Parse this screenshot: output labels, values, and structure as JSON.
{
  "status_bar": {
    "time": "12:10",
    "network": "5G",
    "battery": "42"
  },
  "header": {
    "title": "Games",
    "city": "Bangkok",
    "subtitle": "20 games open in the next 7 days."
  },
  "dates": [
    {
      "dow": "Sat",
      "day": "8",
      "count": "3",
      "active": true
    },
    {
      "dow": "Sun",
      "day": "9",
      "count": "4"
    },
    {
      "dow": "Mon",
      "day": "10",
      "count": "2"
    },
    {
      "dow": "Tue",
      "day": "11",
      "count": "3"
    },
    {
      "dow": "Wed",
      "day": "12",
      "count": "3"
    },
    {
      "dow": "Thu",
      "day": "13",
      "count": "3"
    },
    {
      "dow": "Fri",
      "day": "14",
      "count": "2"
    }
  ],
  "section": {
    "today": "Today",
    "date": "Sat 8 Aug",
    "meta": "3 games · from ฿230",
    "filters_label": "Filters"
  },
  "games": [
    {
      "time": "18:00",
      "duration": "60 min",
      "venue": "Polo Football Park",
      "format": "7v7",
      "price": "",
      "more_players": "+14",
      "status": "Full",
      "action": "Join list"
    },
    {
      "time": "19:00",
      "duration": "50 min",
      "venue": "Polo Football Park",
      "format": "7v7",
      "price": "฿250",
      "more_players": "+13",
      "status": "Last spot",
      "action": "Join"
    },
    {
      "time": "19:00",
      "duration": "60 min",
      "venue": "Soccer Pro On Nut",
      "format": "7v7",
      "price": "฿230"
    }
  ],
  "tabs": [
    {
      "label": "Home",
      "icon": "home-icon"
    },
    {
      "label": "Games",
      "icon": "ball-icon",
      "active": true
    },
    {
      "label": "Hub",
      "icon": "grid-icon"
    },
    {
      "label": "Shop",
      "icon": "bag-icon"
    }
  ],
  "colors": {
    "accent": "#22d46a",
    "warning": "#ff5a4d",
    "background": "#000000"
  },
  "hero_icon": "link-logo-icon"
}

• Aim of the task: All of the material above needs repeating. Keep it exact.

• Output below:
Parse this screenshot: output labels, values, and structure as JSON.
{
  "status_bar": {
    "time": "12:10",
    "network": "5G",
    "battery": "42"
  },
  "header": {
    "title": "Games",
    "city": "Bangkok",
    "subtitle": "20 games open in the next 7 days."
  },
  "dates": [
    {
      "dow": "Sat",
      "day": "8",
      "count": "3",
      "active": true
    },
    {
      "dow": "Sun",
      "day": "9",
      "count": "4"
    },
    {
      "dow": "Mon",
      "day": "10",
      "count": "2"
    },
    {
      "dow": "Tue",
      "day": "11",
      "count": "3"
    },
    {
      "dow": "Wed",
      "day": "12",
      "count": "3"
    },
    {
      "dow": "Thu",
      "day": "13",
      "count": "3"
    },
    {
      "dow": "Fri",
      "day": "14",
      "count": "2"
    }
  ],
  "section": {
    "today": "Today",
    "date": "Sat 8 Aug",
    "meta": "3 games · from ฿230",
    "filters_label": "Filters"
  },
  "games": [
    {
      "time": "18:00",
      "duration": "60 min",
      "venue": "Polo Football Park",
      "format": "7v7",
      "price": "",
      "more_players": "+14",
      "status": "Full",
      "action": "Join list"
    },
    {
      "time": "19:00",
      "duration": "50 min",
      "venue": "Polo Football Park",
      "format": "7v7",
      "price": "฿250",
      "more_players": "+13",
      "status": "Last spot",
      "action": "Join"
    },
    {
      "time": "19:00",
      "duration": "60 min",
      "venue": "Soccer Pro On Nut",
      "format": "7v7",
      "price": "฿230"
    }
  ],
  "tabs": [
    {
      "label": "Home",
      "icon": "home-icon"
    },
    {
      "label": "Games",
      "icon": "ball-icon",
      "active": true
    },
    {
      "label": "Hub",
      "icon": "grid-icon"
    },
    {
      "label": "Shop",
      "icon": "bag-icon"
    }
  ],
  "colors": {
    "accent": "#22d46a",
    "warning": "#ff5a4d",
    "background": "#000000"
  },
  "hero_icon": "link-logo-icon"
}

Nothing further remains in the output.